— Work item —
Repeat every record word for word and omit the images.

— Dataset records —
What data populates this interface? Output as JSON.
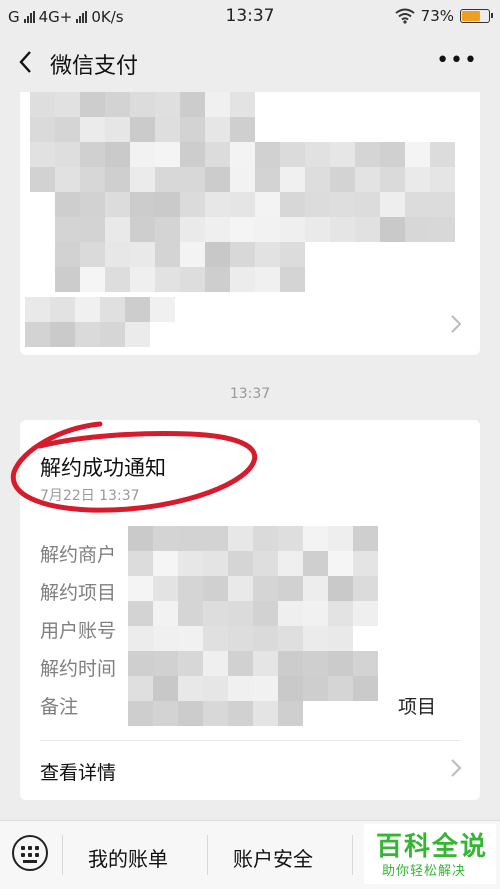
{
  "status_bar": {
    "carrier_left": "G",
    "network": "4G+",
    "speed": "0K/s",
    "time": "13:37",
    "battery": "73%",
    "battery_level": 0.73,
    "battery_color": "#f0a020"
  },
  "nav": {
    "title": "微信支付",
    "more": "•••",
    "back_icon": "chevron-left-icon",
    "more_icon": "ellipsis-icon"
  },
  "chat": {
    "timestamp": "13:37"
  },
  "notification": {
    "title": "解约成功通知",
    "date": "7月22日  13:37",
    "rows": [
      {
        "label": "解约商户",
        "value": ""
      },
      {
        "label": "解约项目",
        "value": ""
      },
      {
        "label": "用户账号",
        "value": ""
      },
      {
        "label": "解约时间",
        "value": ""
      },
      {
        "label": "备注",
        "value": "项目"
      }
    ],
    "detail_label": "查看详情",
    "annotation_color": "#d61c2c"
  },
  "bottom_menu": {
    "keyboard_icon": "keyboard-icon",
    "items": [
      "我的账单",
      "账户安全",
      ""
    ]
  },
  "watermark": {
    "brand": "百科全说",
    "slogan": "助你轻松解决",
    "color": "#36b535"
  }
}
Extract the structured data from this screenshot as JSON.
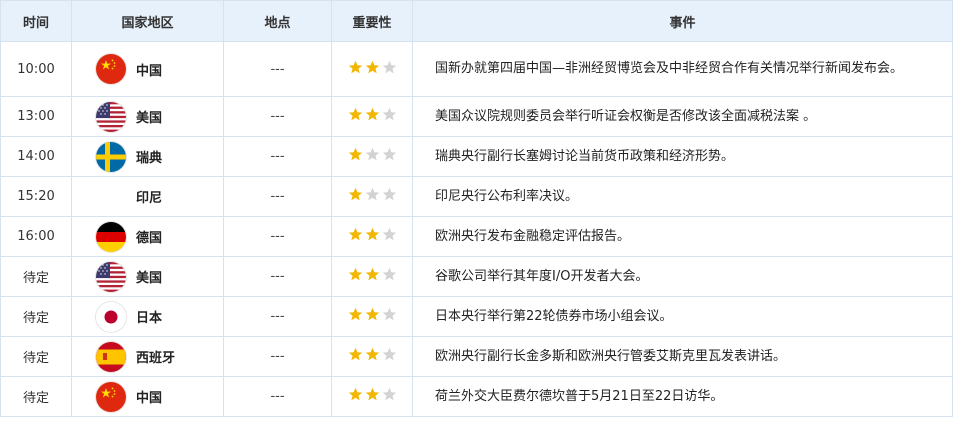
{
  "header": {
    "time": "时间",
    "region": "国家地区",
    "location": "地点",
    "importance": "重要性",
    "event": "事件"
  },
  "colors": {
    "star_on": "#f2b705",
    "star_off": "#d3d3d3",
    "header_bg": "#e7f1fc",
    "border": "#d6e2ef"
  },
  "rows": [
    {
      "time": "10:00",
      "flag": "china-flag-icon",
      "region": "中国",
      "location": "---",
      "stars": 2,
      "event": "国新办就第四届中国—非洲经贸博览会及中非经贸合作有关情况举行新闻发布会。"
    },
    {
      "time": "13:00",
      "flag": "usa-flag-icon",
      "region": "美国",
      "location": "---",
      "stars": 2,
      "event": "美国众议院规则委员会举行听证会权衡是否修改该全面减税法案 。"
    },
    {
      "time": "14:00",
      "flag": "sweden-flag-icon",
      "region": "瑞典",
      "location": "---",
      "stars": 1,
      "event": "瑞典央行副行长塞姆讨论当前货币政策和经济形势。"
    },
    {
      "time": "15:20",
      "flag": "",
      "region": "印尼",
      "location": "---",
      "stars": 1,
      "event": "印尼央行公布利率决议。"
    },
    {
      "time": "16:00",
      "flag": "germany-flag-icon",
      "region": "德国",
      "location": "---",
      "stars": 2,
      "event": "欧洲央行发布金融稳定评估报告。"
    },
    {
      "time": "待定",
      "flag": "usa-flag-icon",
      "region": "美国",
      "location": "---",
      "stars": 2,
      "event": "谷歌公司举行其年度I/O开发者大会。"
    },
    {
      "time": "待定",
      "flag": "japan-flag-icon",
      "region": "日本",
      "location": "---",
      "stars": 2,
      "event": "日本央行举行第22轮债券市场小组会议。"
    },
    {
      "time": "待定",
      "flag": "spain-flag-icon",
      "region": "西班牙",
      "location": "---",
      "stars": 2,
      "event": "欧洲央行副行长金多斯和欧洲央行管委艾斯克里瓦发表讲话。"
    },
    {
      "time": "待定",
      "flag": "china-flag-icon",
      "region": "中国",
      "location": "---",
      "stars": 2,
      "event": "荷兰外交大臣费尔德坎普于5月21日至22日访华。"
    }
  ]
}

— Response box —
What data populates this interface? Output as JSON.
{
  "status_bar": {
    "carrier_left": "G",
    "network": "4G+",
    "speed": "0K/s",
    "time": "13:37",
    "battery": "73%",
    "battery_level": 0.73,
    "battery_color": "#f0a020"
  },
  "nav": {
    "title": "微信支付",
    "more": "•••",
    "back_icon": "chevron-left-icon",
    "more_icon": "ellipsis-icon"
  },
  "chat": {
    "timestamp": "13:37"
  },
  "notification": {
    "title": "解约成功通知",
    "date": "7月22日  13:37",
    "rows": [
      {
        "label": "解约商户",
        "value": ""
      },
      {
        "label": "解约项目",
        "value": ""
      },
      {
        "label": "用户账号",
        "value": ""
      },
      {
        "label": "解约时间",
        "value": ""
      },
      {
        "label": "备注",
        "value": "项目"
      }
    ],
    "detail_label": "查看详情",
    "annotation_color": "#d61c2c"
  },
  "bottom_menu": {
    "keyboard_icon": "keyboard-icon",
    "items": [
      "我的账单",
      "账户安全",
      ""
    ]
  },
  "watermark": {
    "brand": "百科全说",
    "slogan": "助你轻松解决",
    "color": "#36b535"
  }
}
Extract the structured data from this screenshot as JSON.
{
  "header": {
    "time": "时间",
    "region": "国家地区",
    "location": "地点",
    "importance": "重要性",
    "event": "事件"
  },
  "colors": {
    "star_on": "#f2b705",
    "star_off": "#d3d3d3",
    "header_bg": "#e7f1fc",
    "border": "#d6e2ef"
  },
  "rows": [
    {
      "time": "10:00",
      "flag": "china-flag-icon",
      "region": "中国",
      "location": "---",
      "stars": 2,
      "event": "国新办就第四届中国—非洲经贸博览会及中非经贸合作有关情况举行新闻发布会。"
    },
    {
      "time": "13:00",
      "flag": "usa-flag-icon",
      "region": "美国",
      "location": "---",
      "stars": 2,
      "event": "美国众议院规则委员会举行听证会权衡是否修改该全面减税法案 。"
    },
    {
      "time": "14:00",
      "flag": "sweden-flag-icon",
      "region": "瑞典",
      "location": "---",
      "stars": 1,
      "event": "瑞典央行副行长塞姆讨论当前货币政策和经济形势。"
    },
    {
      "time": "15:20",
      "flag": "",
      "region": "印尼",
      "location": "---",
      "stars": 1,
      "event": "印尼央行公布利率决议。"
    },
    {
      "time": "16:00",
      "flag": "germany-flag-icon",
      "region": "德国",
      "location": "---",
      "stars": 2,
      "event": "欧洲央行发布金融稳定评估报告。"
    },
    {
      "time": "待定",
      "flag": "usa-flag-icon",
      "region": "美国",
      "location": "---",
      "stars": 2,
      "event": "谷歌公司举行其年度I/O开发者大会。"
    },
    {
      "time": "待定",
      "flag": "japan-flag-icon",
      "region": "日本",
      "location": "---",
      "stars": 2,
      "event": "日本央行举行第22轮债券市场小组会议。"
    },
    {
      "time": "待定",
      "flag": "spain-flag-icon",
      "region": "西班牙",
      "location": "---",
      "stars": 2,
      "event": "欧洲央行副行长金多斯和欧洲央行管委艾斯克里瓦发表讲话。"
    },
    {
      "time": "待定",
      "flag": "china-flag-icon",
      "region": "中国",
      "location": "---",
      "stars": 2,
      "event": "荷兰外交大臣费尔德坎普于5月21日至22日访华。"
    }
  ]
}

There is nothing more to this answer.